• **Data to process**
***

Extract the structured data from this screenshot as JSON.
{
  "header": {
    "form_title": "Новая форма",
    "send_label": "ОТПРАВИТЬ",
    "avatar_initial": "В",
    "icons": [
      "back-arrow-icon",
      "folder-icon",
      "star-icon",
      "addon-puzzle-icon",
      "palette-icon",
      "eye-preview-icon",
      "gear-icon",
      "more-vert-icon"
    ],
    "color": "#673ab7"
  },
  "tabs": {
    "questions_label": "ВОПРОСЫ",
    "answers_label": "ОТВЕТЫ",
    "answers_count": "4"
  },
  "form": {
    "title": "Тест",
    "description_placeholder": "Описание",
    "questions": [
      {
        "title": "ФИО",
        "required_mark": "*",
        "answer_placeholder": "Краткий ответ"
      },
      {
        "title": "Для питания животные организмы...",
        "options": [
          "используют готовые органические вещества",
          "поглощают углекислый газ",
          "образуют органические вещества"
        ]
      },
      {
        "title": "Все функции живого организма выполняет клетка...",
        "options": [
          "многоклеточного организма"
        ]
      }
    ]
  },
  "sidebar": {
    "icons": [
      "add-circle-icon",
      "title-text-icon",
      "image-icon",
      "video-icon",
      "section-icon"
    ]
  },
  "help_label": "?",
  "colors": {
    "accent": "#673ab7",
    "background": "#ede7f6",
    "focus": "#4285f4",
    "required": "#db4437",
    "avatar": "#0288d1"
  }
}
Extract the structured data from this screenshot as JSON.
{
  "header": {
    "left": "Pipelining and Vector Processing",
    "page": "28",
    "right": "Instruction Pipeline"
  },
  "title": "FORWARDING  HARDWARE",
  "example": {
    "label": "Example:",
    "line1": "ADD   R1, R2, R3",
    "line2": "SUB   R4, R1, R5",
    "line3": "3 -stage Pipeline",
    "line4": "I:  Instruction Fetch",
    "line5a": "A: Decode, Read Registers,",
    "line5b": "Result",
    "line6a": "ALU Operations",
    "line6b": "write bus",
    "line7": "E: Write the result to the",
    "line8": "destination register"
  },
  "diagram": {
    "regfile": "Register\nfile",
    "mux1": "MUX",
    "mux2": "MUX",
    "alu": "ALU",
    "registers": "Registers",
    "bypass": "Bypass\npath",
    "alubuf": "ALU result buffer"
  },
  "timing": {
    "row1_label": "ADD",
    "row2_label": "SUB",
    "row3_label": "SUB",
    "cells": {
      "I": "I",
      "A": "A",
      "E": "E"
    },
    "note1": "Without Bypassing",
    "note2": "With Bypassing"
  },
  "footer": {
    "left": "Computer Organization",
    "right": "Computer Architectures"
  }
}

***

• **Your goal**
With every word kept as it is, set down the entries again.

• **Exercise result**
Extract the structured data from this screenshot as JSON.
{
  "header": {
    "form_title": "Новая форма",
    "send_label": "ОТПРАВИТЬ",
    "avatar_initial": "В",
    "icons": [
      "back-arrow-icon",
      "folder-icon",
      "star-icon",
      "addon-puzzle-icon",
      "palette-icon",
      "eye-preview-icon",
      "gear-icon",
      "more-vert-icon"
    ],
    "color": "#673ab7"
  },
  "tabs": {
    "questions_label": "ВОПРОСЫ",
    "answers_label": "ОТВЕТЫ",
    "answers_count": "4"
  },
  "form": {
    "title": "Тест",
    "description_placeholder": "Описание",
    "questions": [
      {
        "title": "ФИО",
        "required_mark": "*",
        "answer_placeholder": "Краткий ответ"
      },
      {
        "title": "Для питания животные организмы...",
        "options": [
          "используют готовые органические вещества",
          "поглощают углекислый газ",
          "образуют органические вещества"
        ]
      },
      {
        "title": "Все функции живого организма выполняет клетка...",
        "options": [
          "многоклеточного организма"
        ]
      }
    ]
  },
  "sidebar": {
    "icons": [
      "add-circle-icon",
      "title-text-icon",
      "image-icon",
      "video-icon",
      "section-icon"
    ]
  },
  "help_label": "?",
  "colors": {
    "accent": "#673ab7",
    "background": "#ede7f6",
    "focus": "#4285f4",
    "required": "#db4437",
    "avatar": "#0288d1"
  }
}
Extract the structured data from this screenshot as JSON.
{
  "header": {
    "left": "Pipelining and Vector Processing",
    "page": "28",
    "right": "Instruction Pipeline"
  },
  "title": "FORWARDING  HARDWARE",
  "example": {
    "label": "Example:",
    "line1": "ADD   R1, R2, R3",
    "line2": "SUB   R4, R1, R5",
    "line3": "3 -stage Pipeline",
    "line4": "I:  Instruction Fetch",
    "line5a": "A: Decode, Read Registers,",
    "line5b": "Result",
    "line6a": "ALU Operations",
    "line6b": "write bus",
    "line7": "E: Write the result to the",
    "line8": "destination register"
  },
  "diagram": {
    "regfile": "Register\nfile",
    "mux1": "MUX",
    "mux2": "MUX",
    "alu": "ALU",
    "registers": "Registers",
    "bypass": "Bypass\npath",
    "alubuf": "ALU result buffer"
  },
  "timing": {
    "row1_label": "ADD",
    "row2_label": "SUB",
    "row3_label": "SUB",
    "cells": {
      "I": "I",
      "A": "A",
      "E": "E"
    },
    "note1": "Without Bypassing",
    "note2": "With Bypassing"
  },
  "footer": {
    "left": "Computer Organization",
    "right": "Computer Architectures"
  }
}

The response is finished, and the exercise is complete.